Government has moved to crack down on a money-spinning donkey skin business following a spate of donkey killings in most parts of the country, especially central and northern Botswana.
The Ministry of Agricultural Development and Food Security released a communication last week announcing the indefinite suspension of export licences for donkeys and their products. The Ministry cited concern on the “indiscriminate and cruel slaughter of donkeys”.
Government further stated the fact that donkeys are exported to lucrative markets in Asia as part of the reasons for the decision.
“In this regard, issuance of all exports licences relating to donkeys and their products for export purpose is suspended indefinitely with immediate effect,” the statement says.
Farmers have been urged to stay vigilant and keep a close eye on the donkeys as well as report any suspicious illegal trade on live donkeys, donkey meat and donkey hides to government.
“Furthermore, farmers are advised to brand and ear mark their donkeys for ease of identification,” the ministry said.
Government issued permits for donkey meat exports last year, thereby opening a huge opportunity for Chinese investors, as the appetite for donkey hides back home is insurmountable.
A record high 128 donkeys were slaughtered in a week this February in Boteti West, where the process of selling required farmers to register their animals with the local customary chief, and produce an affidavit confirming the donkey ownership to curb thefts, said sources.
The Chinese company behind the killings, Y2K Holdings paid P550 per donkey while the traders earned P150 per donkey head.
Botswana is the sixth African country to impose restrictions on donkey and its products following Niger, Senegal, Mali, Burkina Faso and Gambia. Zimbabwe turned down an application to build a donkey slaughterhouse, while Ethiopia closed its only functioning donkey abattoir after residents complained about the stench and pollution.
The ban has mushroomed illegal donkey trade and subsequently soared donkey prices.
“Before the ban, I imported a truck packed with donkeys from Niger almost every week and sold them at $44 per donkey,” said the trader, whose full names were withheld because of fear of being caught. “Now, the price has risen to $150 or higher,” a Nigerian smuggler told Bloomberg recently.

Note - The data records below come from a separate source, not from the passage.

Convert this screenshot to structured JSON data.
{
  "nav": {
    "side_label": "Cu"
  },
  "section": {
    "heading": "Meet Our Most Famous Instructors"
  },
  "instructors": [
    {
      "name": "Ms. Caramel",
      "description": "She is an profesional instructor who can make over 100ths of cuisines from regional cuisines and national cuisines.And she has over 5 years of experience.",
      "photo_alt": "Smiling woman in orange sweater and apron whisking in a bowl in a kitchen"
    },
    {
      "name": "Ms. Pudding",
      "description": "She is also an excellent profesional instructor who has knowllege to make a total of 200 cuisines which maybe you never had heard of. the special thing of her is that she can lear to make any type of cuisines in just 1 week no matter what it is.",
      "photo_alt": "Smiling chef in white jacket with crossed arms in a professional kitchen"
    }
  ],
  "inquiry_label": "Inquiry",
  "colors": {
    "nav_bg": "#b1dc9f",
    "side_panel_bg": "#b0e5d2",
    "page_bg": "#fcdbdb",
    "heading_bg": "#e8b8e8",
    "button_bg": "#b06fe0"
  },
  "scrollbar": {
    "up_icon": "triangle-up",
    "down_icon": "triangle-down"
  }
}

China is the major importer of donkey skin from several countries – including Afghanistan – have been confirmed.
According to information published by the Donkey Sanctuary end of January 2017, thousands of donkeys in developing countries are being killed and their skins sold to China for use in traditional medicine.
Demand for donkey hide, which is boiled to produce gelatine – the key ingredient in a medicine called ejiao – has raised the price and the rate of slaughter of the animals, threatening the livelihoods of poor communities who rely on them.